Bach, 'The French Suites' BWV-812-817 performed by pianist Murray Perahia (Deutsche Gramophon, two discs).
The question with Murray Perahia's Bach was answered triumphantly long ago. To wit, what happens when a pianist acknowledged to be among the world's premiere Mozart performers turns to Bach? Reverse the question, after all, and the results could be legendarily dismaying e.g. Bach master Glenn Gould's anarchic Mozart.
In Murray Perahia's case, the answer has long been this: the music is sublime. It's not just the equal of Perahia's Mozart but maybe even superior. Imagine some of the most expressive movements of Perahia's Mozart and what's what Perahia brings to Bach, particularly the slow movements. What Perahia says in the notes: "Bach has always been central to my life. Although I played a few pieces as a child, the first time I heard Bach in concert was when Bach Pablo Casals conducted the 'St. Matthew Passion' at Carnegie Hall when I was about 15. This left an idelible impression on me. The way he performed it was very human. At that time, the early '60's, we often heard Bach performed in a mechanical way." Not this. Not at all. "'The French Suites' are Bach on the highest level" says Perahia "even though it's music that could be approached by children. They are nevertheless quite profound.

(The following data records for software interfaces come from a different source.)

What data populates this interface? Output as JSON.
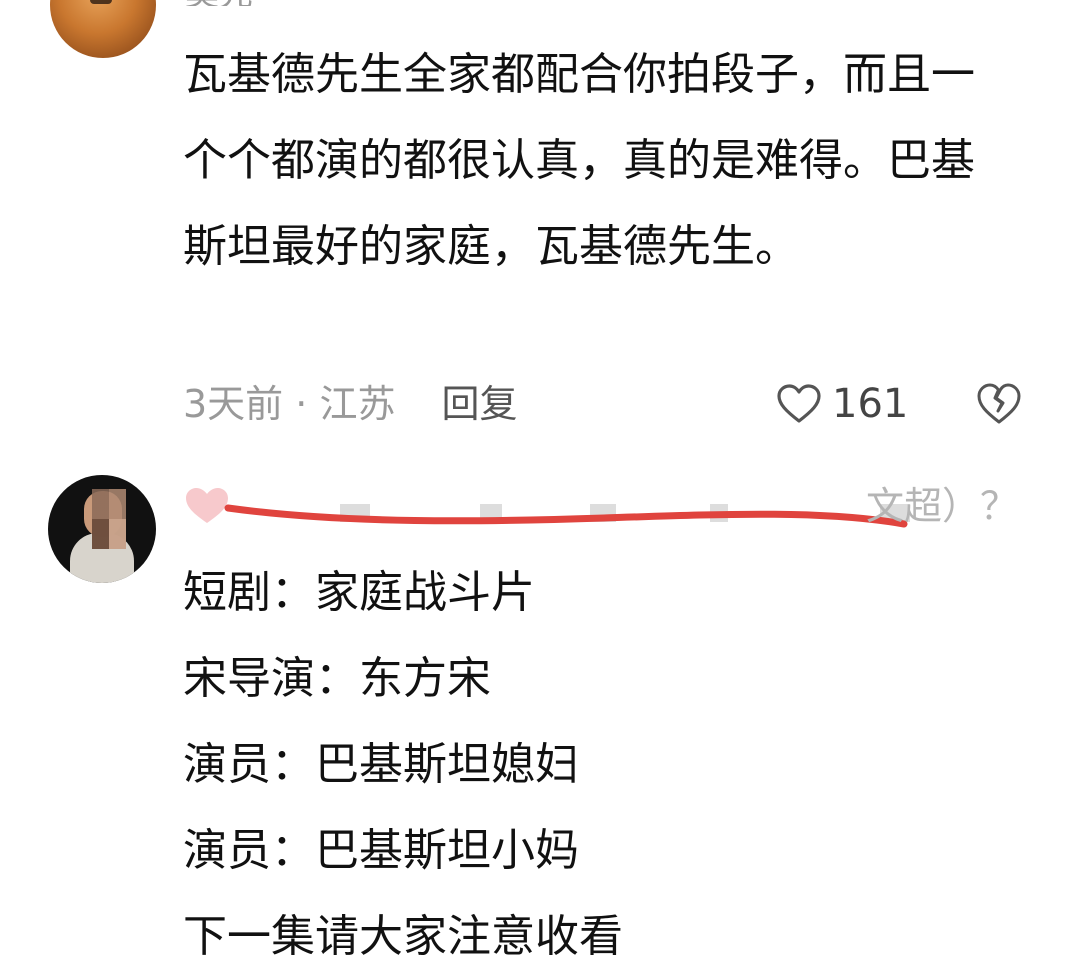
{
  "comments": [
    {
      "username_fragment": "莫先",
      "text": "瓦基德先生全家都配合你拍段子，而且一个个都演的都很认真，真的是难得。巴基斯坦最好的家庭，瓦基德先生。",
      "time": "3天前",
      "separator": " · ",
      "location": "江苏",
      "reply_label": "回复",
      "likes": "161"
    },
    {
      "username_tail": "文超）？",
      "lines": [
        "短剧：家庭战斗片",
        "宋导演：东方宋",
        "演员：巴基斯坦媳妇",
        "演员：巴基斯坦小妈",
        "下一集请大家注意收看"
      ]
    }
  ],
  "icons": {
    "like": "heart-outline-icon",
    "dislike": "broken-heart-icon",
    "badge": "pink-heart-icon"
  },
  "colors": {
    "text": "#111111",
    "meta": "#999999",
    "redline": "#e0443e",
    "pink_heart": "#f7c9cc"
  }
}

I don't think Bach wrote one note that didn't have wider meanings and that wasn't to be tackled with all one's heart and soul." Bach, says the pianist, is what he personally played during a long difficult time when he had to give up public performances because of a finger infection that wouldn't heal. "I studied Bach every day and it would nourish me. For that I'm very grateful."
3 1/2 stars out of four